*** Opening of Raw data ***

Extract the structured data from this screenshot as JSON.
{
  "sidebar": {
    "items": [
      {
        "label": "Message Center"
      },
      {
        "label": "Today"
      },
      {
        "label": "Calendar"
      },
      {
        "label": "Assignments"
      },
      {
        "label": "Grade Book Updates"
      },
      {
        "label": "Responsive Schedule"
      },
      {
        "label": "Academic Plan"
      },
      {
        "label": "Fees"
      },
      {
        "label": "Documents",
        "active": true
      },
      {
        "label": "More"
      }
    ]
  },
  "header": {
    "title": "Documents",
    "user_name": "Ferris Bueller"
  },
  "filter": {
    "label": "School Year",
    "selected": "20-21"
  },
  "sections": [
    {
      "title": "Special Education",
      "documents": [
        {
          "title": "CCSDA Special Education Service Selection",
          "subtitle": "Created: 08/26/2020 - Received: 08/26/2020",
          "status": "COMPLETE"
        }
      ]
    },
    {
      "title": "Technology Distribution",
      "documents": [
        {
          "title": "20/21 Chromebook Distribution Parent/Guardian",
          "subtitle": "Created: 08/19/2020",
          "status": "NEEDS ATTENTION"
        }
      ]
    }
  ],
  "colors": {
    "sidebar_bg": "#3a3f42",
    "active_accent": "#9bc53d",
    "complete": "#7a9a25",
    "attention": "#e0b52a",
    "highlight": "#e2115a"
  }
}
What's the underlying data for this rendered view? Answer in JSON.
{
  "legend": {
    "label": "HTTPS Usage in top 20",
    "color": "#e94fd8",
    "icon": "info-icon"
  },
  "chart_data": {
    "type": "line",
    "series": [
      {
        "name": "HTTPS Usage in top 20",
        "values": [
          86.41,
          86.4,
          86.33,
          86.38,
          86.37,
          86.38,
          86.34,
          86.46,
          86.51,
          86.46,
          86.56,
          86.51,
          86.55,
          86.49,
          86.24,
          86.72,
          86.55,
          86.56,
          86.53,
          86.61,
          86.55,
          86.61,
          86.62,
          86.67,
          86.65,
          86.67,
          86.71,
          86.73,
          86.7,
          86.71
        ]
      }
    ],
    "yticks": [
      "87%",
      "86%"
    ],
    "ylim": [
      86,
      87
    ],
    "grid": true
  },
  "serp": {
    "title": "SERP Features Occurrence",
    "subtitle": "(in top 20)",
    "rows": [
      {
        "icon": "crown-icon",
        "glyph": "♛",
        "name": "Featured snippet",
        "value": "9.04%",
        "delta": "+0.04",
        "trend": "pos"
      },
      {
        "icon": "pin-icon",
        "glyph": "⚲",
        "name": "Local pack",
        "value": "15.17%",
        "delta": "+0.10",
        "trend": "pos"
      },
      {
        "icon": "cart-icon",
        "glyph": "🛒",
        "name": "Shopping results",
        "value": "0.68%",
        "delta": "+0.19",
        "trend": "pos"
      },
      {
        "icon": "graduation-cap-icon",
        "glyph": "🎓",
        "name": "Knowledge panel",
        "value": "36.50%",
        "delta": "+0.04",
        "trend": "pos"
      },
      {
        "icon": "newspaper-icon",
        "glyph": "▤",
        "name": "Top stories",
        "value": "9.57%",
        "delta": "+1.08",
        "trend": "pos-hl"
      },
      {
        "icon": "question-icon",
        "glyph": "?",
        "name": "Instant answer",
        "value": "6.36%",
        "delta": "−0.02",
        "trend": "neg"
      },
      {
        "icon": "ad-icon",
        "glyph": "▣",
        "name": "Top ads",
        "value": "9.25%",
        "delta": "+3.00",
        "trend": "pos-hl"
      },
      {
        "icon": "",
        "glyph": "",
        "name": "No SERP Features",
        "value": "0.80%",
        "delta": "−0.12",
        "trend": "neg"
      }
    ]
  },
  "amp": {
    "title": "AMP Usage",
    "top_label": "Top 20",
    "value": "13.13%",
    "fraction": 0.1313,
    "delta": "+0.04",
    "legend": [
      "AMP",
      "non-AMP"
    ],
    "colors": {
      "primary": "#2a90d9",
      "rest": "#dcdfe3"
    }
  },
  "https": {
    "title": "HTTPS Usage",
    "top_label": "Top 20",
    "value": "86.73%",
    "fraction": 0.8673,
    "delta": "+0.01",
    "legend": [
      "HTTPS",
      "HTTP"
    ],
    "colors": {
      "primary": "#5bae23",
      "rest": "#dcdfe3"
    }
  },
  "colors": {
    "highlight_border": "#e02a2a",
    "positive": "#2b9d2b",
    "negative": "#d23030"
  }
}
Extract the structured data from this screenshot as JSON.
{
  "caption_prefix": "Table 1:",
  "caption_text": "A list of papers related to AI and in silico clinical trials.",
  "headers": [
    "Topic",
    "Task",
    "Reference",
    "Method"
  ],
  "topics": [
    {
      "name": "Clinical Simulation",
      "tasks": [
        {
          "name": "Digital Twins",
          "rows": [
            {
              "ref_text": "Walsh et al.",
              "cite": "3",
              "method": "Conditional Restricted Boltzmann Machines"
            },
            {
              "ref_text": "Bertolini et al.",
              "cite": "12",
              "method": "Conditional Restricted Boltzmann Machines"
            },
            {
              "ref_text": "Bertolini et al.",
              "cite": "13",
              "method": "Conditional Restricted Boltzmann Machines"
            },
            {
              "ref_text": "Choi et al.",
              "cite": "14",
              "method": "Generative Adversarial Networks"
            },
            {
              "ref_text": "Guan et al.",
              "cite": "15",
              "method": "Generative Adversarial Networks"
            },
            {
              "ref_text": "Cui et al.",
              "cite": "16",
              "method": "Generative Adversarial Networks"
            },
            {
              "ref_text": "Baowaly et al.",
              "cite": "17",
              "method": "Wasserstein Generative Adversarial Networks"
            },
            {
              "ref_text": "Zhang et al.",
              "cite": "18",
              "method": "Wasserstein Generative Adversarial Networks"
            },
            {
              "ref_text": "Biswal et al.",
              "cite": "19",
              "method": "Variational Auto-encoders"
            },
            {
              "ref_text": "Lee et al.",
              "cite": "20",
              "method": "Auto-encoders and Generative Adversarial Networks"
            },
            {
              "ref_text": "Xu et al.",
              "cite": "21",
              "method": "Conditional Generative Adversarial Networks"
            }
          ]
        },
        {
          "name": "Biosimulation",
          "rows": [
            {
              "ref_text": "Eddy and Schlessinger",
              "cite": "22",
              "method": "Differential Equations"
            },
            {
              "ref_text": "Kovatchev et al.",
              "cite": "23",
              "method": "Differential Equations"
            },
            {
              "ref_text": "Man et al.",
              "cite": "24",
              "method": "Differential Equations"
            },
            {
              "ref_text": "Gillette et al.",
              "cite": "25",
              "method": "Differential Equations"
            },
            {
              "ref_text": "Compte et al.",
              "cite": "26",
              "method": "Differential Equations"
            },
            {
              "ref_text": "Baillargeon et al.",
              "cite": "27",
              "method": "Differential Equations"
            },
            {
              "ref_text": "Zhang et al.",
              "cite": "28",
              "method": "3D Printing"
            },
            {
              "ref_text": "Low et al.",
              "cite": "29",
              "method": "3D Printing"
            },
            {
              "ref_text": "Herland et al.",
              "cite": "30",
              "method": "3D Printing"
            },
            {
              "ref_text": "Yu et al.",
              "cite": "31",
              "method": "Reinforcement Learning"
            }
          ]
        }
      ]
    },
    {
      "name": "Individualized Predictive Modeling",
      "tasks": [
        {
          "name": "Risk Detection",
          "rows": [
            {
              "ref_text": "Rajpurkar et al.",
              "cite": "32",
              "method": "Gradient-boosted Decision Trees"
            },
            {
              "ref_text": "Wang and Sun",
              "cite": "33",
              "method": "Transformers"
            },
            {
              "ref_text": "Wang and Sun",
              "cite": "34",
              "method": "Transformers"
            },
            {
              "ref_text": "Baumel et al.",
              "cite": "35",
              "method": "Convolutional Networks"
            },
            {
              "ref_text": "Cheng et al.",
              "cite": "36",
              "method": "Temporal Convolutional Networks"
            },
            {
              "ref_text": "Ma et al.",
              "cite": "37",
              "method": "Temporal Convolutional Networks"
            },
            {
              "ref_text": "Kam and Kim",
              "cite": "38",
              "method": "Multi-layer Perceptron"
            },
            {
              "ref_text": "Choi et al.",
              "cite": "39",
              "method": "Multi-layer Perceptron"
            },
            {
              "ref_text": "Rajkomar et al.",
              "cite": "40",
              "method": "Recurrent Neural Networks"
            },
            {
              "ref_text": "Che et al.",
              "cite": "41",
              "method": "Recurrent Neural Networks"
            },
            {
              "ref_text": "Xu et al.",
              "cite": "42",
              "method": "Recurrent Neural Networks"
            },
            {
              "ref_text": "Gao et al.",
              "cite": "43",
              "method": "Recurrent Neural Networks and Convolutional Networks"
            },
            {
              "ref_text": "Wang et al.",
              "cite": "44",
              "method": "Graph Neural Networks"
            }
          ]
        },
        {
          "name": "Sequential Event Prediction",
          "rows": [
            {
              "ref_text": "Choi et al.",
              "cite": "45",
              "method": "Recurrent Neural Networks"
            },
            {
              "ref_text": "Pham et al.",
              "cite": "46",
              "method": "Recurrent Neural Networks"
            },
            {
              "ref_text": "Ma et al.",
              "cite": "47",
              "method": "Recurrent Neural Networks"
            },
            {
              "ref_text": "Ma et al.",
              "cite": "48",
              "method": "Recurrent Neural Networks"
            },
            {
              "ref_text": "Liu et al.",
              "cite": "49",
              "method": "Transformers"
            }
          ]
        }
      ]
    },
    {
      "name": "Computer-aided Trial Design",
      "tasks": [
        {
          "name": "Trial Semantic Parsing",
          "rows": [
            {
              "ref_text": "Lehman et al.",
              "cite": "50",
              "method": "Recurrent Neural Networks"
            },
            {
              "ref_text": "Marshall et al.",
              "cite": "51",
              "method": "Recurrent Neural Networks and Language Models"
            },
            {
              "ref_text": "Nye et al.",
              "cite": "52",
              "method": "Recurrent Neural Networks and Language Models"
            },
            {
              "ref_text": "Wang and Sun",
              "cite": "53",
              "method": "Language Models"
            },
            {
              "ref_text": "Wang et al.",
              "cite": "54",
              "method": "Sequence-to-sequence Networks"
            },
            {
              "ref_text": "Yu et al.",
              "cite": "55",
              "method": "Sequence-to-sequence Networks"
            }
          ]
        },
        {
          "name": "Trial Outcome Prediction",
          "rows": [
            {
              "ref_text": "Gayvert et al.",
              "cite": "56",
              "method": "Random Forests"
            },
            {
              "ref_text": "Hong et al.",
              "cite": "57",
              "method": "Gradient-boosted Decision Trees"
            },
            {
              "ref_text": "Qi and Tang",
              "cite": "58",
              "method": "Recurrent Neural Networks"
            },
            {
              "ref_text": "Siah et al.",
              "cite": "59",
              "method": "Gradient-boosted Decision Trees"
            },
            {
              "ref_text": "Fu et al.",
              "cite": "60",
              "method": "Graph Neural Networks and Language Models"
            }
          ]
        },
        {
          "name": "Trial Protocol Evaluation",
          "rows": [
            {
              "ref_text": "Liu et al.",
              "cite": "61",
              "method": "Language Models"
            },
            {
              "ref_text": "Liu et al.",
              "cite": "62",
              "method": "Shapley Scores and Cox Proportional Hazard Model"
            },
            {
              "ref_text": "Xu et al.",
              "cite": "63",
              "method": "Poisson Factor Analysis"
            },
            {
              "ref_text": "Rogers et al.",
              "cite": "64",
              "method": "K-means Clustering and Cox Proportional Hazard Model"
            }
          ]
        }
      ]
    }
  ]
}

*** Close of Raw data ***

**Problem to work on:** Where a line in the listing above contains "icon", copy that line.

**Solved exercise:**
    "icon": "info-icon"
        "icon": "crown-icon",
        "icon": "pin-icon",
        "icon": "cart-icon",
        "icon": "graduation-cap-icon",
        "icon": "newspaper-icon",
        "icon": "question-icon",
        "icon": "ad-icon",
        "icon": "",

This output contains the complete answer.